Subscribe to our RSS feed

The Latest Stories By Guest Authors

  • SERO Project releases new short film on HIV criminalization
  • World AIDS Day 2016 in Ottawa: a personal account of a momentous and moving occasion
  • Commentary: HIV and human rights organizations welcome federal government's interest in ending unjust HIV criminalization
  • Justice Minister Wilson-Raybould Issues groundbreaking statement on World AIDS Day about HIV criminalization
  • HIV prevention and the gay community

Guest Authors

Guest Authors
The Revolving Door is the place where we publish occasional articles by guest writers. If you would like to submit an article for publication, please contact editor Bob Leahy at This email address is being protected from spambots. You need JavaScript enabled to view it.
Sep12

The more sex partners gay Vancouver men have, the better they are at practicing safe sex: study

Monday, 12 September 2016 Written by // Guest Authors - Revolving Door Categories // Social Media, Gay Men, Sexual Health, Sex and Sexuality , Revolving Door, Guest Authors

The study found that the men with the most sex partners were also the best at employing strategies to prevent HIV transmission

The more sex partners gay Vancouver men have, the better they are at practicing safe sex: study

This article by Megan Devin previously appeared at CBC.ca. You can read the complete story here.

A new study has found that gay and bisexual men with more sexual partners are better at practicing safe sex.

The research out of the BC Centre for Excellence in HIV/AIDS debunks a common myth that being more promiscuous puts you more at risk for the virus.

"I think we hear that time and time again... 'If people just reduce how many sex partners they have,'" said Nathan Lachowsky, one of the study's authors, on CBC's The Early Edition. "But it really it only takes one partner and one sexual act to transmit any kind of STI."

The study divided the Vancouver men in its sample into groups based on the number of sex partners they'd had in the past six months. It then asked them about which seroadaptive strategies they practiced — "sero" means blood and "adaptive" means changing one's behaviour.

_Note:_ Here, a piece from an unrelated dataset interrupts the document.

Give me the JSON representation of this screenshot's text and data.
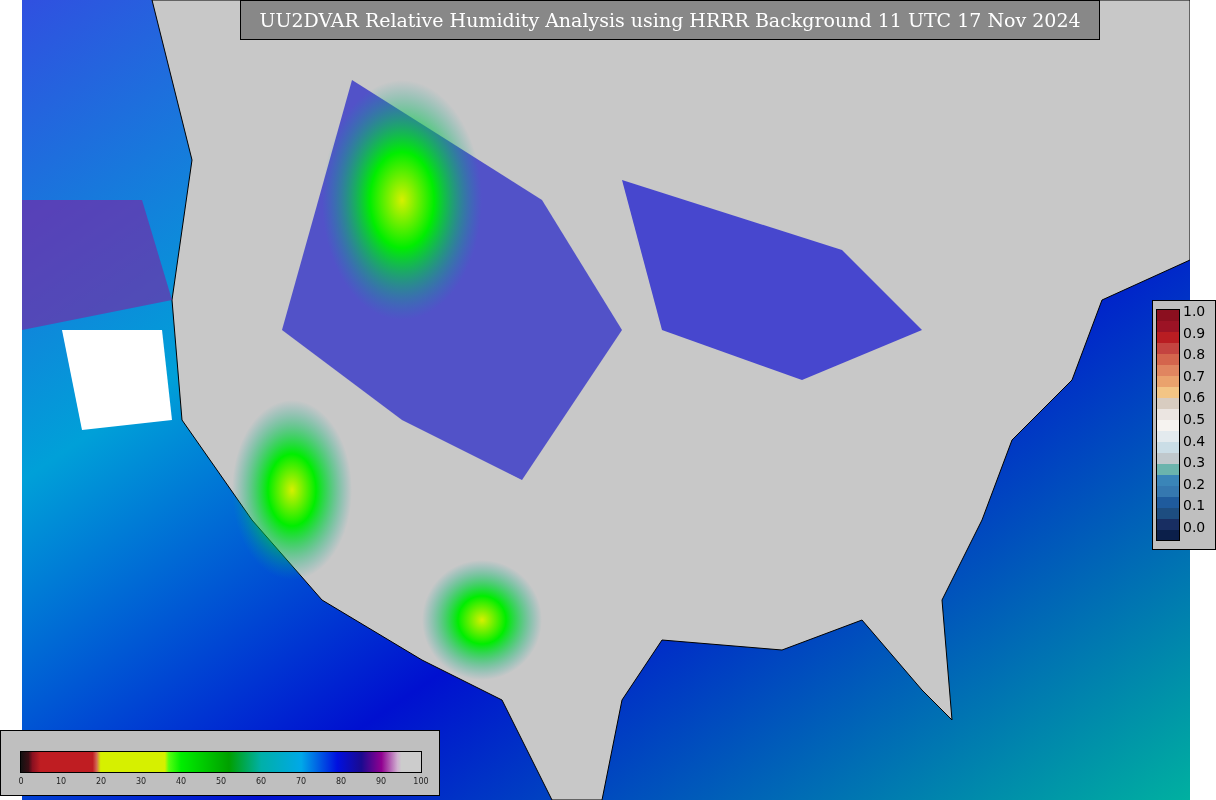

"It's using knowledge of HIV status and HIV transmission to make a decision to alter sexual behaviours to reduce the risk of transmission," he explained.

This article by Megan Devin previously appeared at CBC.ca. You can read the complete story here.